This article is going to explain why the price of 3D printing might be steep at times, and offer some tips on how to bring down 3D printing cost.
The price of 3D printing is determined by three main factors.
3D printing cost depends on the material chosen. Apart from the common ABS and PLA, there are many other industrial materials with specific uses that would incur a higher cost.
These 3D printing materials include: Enhanced ABS (ABS-A100), ABS-ESD7, ABS-M30, ULTEM 9085 CG Resin, ULTEM 1010 CG Resin, ASA, Carbon Fiber (Nylon 12CF), GP Plus, Somos Watershed XC 11122, Taurus, EvoLVe, NeXt, VeroClear, VeroWhite/Grey, PP, PA12 & TPU.
For example, ABS-ESD7 is a static-dissipative material suitable for use in the electronics industry. This material would cost substantially more than printing with normal ABS.
An important factor that goes into determining the cost of your 3D print is the volume of your product. The larger your product, the longer time it will take for the 3D printer to produce your part. As a result, cost increases too, with the usage of more time and material.
Some of your parts might require post processing if you require a specific finishing. Post processing after 3D printing can help you achieve different finishing outcomes. These include metallization (coloured/silver/gold), polishing to optic clear and spray painting to the exact Pantone shade you want. An advanced post processing method called Vapor Smoothing has been made available recently at Additive3D Asia, the first company to offer this process in Southeast Asia. After going through the chemical vapor smoothing treatment, your parts will be stronger, sealed against liquids and gases with an injection molding-like surface finish. This can be achieved without any degradation of its mechanical properties. If post processing is required after 3D printing to attain certain requirements, the 3D printing cost will be substantially higher.
The simplest way to reduce the price of 3D printing would be to decrease your infill percentage. By decreasing infill, you are essentially minimizing the material needed for your print, therefore reducing cost. Decreasing infill percentage is a straightforward way to guarantee cheaper 3D prints without compromising on the size, material, or finishing.
It is easy to customize infill percentage via our Online Quoting Tool. Simply create a user account with us first to get full access to the free tool. You will be able to compare prices of different infill percentages before deciding on your desired percentage.
There are so many materials used in 3D printing, how do you determine which one to use? First of all, you need to recognize your needs and requirements. Think in terms of finishing and application of the 3D printed part. If your product is a prototype and does not require functionality, you can opt for ABS or PLA material. These plastics are much cheaper than industrial materials such as Carbon Fiber (Nylon 12CF) and can save you a significant amount.

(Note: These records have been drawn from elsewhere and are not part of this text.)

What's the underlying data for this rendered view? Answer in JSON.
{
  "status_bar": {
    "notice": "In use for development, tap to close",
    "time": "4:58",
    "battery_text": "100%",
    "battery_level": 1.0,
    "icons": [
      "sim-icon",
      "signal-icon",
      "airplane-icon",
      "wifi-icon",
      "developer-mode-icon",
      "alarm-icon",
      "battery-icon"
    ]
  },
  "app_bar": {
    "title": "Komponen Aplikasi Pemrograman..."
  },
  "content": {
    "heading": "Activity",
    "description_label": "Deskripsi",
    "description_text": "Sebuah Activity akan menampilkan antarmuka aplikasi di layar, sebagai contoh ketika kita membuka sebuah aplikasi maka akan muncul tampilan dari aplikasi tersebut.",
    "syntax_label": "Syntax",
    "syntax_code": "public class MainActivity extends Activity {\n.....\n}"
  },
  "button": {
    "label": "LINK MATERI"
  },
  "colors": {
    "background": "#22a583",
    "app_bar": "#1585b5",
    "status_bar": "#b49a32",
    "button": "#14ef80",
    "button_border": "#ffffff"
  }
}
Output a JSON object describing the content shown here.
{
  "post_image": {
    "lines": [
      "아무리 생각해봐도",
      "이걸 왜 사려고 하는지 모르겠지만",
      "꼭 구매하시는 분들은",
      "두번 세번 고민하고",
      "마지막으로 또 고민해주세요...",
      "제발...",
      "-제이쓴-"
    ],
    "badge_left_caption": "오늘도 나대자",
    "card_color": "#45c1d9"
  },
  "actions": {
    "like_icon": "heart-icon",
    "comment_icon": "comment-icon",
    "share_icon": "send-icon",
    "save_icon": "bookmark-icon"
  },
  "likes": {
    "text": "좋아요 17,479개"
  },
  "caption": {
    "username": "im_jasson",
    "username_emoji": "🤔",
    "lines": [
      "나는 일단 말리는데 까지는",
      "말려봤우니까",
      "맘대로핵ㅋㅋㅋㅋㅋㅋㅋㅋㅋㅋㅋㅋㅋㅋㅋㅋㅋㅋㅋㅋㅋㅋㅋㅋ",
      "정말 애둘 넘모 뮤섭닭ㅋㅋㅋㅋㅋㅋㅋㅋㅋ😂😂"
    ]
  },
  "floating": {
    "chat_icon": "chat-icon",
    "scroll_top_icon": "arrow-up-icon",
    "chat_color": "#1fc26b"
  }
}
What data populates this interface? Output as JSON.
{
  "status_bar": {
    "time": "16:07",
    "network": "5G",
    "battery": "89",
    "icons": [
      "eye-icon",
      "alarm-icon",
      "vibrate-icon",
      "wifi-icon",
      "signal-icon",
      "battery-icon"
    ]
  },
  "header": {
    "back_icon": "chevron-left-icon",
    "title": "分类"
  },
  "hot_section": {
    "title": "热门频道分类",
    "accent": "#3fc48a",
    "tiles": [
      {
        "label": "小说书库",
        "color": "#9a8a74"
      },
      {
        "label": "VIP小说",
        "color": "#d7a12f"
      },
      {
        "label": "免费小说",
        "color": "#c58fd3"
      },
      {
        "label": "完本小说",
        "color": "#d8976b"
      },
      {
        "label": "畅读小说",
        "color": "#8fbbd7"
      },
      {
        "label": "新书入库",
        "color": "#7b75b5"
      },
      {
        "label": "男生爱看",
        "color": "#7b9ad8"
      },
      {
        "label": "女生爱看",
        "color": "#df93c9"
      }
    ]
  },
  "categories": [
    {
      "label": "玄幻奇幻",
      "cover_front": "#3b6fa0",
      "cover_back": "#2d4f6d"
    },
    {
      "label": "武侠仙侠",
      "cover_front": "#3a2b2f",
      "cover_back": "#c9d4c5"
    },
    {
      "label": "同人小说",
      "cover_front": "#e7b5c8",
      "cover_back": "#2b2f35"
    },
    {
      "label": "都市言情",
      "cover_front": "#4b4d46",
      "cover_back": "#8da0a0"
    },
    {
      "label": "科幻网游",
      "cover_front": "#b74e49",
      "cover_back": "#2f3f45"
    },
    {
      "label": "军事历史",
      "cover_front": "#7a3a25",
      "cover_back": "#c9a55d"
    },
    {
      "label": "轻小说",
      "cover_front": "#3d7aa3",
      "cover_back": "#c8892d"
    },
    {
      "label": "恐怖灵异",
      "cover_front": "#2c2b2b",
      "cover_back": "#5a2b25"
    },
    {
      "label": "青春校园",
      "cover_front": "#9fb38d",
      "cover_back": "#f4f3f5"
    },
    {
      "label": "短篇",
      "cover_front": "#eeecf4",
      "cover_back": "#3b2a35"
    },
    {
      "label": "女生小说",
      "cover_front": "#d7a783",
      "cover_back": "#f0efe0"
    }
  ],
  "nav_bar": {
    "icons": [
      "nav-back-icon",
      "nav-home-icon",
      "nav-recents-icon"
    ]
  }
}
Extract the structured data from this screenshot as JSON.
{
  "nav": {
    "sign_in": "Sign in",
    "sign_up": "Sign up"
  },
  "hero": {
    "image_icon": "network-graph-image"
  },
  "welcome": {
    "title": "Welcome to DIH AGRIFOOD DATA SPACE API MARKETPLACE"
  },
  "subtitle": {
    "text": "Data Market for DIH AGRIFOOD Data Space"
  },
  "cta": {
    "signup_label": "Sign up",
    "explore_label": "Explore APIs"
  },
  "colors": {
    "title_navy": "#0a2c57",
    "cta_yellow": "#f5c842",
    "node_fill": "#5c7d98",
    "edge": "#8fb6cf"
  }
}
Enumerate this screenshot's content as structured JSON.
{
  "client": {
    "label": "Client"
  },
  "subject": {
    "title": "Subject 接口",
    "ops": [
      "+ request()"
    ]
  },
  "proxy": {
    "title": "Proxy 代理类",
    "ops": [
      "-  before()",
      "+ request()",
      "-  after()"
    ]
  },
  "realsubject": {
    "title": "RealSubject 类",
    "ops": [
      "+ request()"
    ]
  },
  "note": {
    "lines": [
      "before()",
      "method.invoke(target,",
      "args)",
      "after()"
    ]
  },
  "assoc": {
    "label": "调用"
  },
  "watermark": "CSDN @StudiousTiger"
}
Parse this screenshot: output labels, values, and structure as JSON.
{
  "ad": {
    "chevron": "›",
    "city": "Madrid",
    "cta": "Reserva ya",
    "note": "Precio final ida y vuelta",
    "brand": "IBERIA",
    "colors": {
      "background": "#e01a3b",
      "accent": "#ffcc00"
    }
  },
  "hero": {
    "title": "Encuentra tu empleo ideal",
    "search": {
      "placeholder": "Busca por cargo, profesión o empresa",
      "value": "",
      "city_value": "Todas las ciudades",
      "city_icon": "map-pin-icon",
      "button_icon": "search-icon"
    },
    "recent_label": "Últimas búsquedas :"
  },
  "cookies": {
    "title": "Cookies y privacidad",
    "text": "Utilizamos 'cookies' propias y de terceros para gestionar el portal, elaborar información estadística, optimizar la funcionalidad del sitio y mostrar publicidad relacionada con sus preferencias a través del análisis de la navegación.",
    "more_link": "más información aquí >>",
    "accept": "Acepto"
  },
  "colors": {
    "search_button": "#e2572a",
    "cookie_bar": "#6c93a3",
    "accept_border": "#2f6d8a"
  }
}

However, in the case that you are building a functional end-use part, you might require materials that meet certain industry requirements. For example, the Somos Watershed XC 11122 used in Stereolithography is water resistant. Hence, the material fits industrial standards for lenses, packaging, water flow analysis and wind tunnel testing.
In the event that you do need special materials to meet industrial standards, the cost of 3D printing would increase substantially. For careful material selection, please refer to all materials we offer.
Using 3D printing as a means of production is another method to reduce cost. Rather than merely 3D printing your prototypes, we recommend using additive manufacturing technologies for low volume manufacturing. This will cost less than traditional manufacturing techniques, as 3D printing does not require the use of molds.
By 3D printing in batches, we are able to organize the parts on the printing bed. For instance, 10 of the same parts can fit on the same printing bed to be printed at one go. This fully optimizes the print duration by printing multiple models simultaneously, ensuring that more parts are produced in a similar amount of time. During this process, cost per part is largely reduced.
Similar to the idea of decreasing infill percentage, you can reduce 3D printing cost by simply cutting down on the amount of support. Of course, some products definitely require support structure to complete the print. However, sometimes, reorienting your part on your slicing software can largely reduce or even completely remove the need for support.
Furthermore, reducing support structure can help you build a flawless print at a smaller price point. This is due to the fact that you can save on post processing time and cost without the need to remove support and do sanding.